President Recep Tayyip Erdogan of Turkey lashed out at Israel and defended Hamas during a televised address on Wednesday, taking positions likely to increase tensions between his government and those of other NATO members, including the United States.
Speaking in Parliament to lawmakers from his Justice and Development Party, Mr. Erdogan accused Israel of deliberately attacking civilians in Gaza and killing large numbers of children, women and older people.
“This picture alone is enough to show that the aim here is not self-defense, but savagery to commit the premeditated act of crime against humanity,” he said.
Mr. Erdogan also criticized Western countries for their strong backing of Israel and for branding Hamas, the armed Palestinian group that controls Gaza, as a terrorist organization.
“Hamas is not a terror organization,” he said. “It is an organization of liberation, of mujahedeen, who fight to protect their land and citizens.”
Mr. Erdogan’s comments stand in stark contrast to the stances of Western countries, which have offered strong support for Israel since Hamas led an attack in southern Israel on Oct. 7 that killed more than 1,400 people, most of them civilians, and took more than 220 others, both civilians and soldiers, back to Gaza as captives.
Even before that attack, the United States, the European Union and other countries considered Hamas a terrorist organization.

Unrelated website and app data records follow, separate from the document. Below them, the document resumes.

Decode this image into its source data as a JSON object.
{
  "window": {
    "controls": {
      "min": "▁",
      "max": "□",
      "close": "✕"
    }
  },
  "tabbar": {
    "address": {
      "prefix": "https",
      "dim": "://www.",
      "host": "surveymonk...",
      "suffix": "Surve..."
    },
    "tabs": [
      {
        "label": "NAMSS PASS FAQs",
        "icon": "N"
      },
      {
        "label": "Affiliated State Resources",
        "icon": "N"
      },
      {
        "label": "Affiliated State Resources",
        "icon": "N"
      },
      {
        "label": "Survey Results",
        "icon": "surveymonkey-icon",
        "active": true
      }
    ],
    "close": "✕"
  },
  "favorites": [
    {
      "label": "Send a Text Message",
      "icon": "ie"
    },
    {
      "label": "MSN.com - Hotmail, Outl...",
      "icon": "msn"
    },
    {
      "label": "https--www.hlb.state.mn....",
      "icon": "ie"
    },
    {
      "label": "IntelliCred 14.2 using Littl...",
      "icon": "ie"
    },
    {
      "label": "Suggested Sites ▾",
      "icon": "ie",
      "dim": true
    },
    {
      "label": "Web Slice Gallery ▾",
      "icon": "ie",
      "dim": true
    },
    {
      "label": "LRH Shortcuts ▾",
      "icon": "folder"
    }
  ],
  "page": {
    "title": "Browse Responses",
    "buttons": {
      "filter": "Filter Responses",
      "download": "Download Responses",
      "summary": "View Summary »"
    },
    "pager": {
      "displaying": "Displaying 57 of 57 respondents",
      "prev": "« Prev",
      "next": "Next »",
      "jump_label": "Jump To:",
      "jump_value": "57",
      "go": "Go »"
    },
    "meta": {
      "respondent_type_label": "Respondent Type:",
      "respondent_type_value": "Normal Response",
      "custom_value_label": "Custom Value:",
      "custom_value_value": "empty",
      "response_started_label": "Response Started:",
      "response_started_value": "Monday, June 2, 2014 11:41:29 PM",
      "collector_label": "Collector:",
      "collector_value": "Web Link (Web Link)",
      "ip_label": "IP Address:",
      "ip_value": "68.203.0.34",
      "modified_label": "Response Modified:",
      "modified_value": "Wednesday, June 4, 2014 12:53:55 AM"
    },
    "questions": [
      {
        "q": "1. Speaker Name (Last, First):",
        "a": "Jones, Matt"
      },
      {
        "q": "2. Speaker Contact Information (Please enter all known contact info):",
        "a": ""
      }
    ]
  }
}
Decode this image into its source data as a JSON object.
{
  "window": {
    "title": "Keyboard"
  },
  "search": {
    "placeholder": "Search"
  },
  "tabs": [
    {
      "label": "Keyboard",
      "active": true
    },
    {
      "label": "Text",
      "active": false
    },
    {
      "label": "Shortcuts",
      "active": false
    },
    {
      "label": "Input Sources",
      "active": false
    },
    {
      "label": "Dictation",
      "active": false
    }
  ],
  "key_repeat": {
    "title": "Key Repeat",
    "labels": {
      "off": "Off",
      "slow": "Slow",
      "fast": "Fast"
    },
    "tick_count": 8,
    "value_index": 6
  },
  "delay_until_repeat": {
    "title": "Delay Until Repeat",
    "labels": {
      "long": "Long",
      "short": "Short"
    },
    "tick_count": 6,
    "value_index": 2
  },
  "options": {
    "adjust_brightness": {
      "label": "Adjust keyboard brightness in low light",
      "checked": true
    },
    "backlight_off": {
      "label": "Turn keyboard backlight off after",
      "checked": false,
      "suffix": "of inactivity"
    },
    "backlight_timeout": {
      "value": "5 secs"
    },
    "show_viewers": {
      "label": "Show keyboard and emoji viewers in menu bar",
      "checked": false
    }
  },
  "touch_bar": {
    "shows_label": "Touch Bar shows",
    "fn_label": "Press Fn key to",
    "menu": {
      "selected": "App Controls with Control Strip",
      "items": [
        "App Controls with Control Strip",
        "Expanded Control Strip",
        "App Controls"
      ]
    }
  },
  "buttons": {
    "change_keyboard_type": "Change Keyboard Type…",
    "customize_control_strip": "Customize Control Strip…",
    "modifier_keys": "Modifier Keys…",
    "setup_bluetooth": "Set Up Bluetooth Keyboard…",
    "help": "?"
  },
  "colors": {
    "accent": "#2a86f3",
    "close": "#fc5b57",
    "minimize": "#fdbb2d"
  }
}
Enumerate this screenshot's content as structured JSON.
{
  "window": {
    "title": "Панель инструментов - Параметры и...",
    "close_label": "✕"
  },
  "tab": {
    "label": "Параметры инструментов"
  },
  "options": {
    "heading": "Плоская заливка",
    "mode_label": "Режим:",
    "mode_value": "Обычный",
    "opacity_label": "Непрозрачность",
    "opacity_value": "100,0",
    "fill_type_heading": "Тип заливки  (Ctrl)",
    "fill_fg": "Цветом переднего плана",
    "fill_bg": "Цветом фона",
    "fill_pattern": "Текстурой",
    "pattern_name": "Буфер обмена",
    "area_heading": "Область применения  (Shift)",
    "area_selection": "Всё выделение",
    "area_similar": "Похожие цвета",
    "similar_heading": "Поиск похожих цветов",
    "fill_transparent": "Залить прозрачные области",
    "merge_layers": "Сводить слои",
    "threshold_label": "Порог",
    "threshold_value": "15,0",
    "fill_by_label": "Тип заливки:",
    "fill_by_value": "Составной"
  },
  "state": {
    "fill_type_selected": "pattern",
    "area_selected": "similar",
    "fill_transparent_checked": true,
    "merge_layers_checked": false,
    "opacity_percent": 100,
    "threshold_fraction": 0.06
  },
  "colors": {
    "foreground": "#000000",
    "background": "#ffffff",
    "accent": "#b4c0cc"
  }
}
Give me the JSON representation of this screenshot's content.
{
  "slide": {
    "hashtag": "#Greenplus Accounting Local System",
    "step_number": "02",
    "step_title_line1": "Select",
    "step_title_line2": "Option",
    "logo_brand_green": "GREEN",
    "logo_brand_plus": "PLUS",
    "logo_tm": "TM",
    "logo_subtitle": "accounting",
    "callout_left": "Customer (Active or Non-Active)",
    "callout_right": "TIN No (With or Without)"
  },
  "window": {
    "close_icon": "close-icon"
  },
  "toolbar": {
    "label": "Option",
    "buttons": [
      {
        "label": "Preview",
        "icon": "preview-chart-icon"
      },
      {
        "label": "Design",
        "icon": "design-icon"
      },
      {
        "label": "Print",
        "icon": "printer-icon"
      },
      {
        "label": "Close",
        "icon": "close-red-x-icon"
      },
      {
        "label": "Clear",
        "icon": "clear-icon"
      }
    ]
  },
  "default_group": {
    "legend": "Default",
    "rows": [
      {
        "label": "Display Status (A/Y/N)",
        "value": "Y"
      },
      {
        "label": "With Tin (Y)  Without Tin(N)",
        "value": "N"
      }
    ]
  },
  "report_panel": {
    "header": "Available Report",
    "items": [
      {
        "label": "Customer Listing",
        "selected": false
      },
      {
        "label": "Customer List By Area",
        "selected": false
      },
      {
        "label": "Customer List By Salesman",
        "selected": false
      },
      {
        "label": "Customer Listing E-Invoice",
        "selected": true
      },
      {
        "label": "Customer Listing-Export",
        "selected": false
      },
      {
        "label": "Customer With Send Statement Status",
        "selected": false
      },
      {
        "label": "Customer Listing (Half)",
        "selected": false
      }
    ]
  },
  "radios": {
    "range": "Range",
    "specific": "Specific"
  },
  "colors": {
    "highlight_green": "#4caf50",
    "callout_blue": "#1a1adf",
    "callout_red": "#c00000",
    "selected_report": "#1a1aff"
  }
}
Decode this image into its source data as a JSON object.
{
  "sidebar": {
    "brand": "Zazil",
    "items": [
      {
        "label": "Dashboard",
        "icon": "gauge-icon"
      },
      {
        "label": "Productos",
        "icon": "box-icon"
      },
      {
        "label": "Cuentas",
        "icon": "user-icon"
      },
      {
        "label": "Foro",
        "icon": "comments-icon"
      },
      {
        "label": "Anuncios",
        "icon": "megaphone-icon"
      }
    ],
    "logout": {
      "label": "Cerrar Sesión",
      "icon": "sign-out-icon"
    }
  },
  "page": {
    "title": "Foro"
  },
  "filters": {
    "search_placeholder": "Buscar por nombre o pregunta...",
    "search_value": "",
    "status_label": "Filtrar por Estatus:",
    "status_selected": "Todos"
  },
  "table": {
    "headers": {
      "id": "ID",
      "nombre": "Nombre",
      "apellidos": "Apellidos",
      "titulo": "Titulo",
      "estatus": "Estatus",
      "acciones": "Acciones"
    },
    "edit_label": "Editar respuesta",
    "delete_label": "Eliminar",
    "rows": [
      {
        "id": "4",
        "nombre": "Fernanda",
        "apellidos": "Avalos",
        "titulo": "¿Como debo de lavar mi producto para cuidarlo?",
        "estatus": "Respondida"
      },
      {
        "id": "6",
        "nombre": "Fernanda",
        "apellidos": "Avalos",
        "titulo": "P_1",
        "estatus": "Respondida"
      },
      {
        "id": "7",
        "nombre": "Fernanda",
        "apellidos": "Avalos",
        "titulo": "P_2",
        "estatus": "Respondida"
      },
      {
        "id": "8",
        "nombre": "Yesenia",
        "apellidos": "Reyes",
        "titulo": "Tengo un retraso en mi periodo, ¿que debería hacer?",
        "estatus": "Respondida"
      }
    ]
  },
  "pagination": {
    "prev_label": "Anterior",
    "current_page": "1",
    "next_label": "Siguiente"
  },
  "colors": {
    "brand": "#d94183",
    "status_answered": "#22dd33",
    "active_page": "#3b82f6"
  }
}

But Mr. Erdogan’s criticism of Israel’s response — which has included urging more than a million Gazans to flee to the seaside enclave’s southern half, and a heavy bombing campaign that has heavily damaged civilian neighborhoods— reflected sentiments that have become common in parts of the Arab and Muslim worlds. The Israeli bombardment has killed more than 6,500 people, according to Gaza’s Hamas-run Health Ministry.
Israel has vowed to eradicate Hamas and has been massing its troops on the border of Gaza for a possible ground invasion. Its military says that it takes precautions to avoid killing civilians but that Hamas makes this more difficult by mixing its forces in with the civilian population.
Turkey has had turbulent relations with Israel during Mr. Erdogan’s two decades as its dominant politician, often tied to Mr. Erdogan’s anger over the Israeli treatment of Palestinians.
But recently, Mr. Erdogan made steps at rapprochement with the Jewish state.
Last year, Turkey welcomed Israel’s president, Isaac Herzog, in Ankara, the capital, the first such visit by an Israeli head of state since 2008. In a separate visit, the Israeli defense minister met with his Turkish counterpart, and the officials vowed to resume working relations.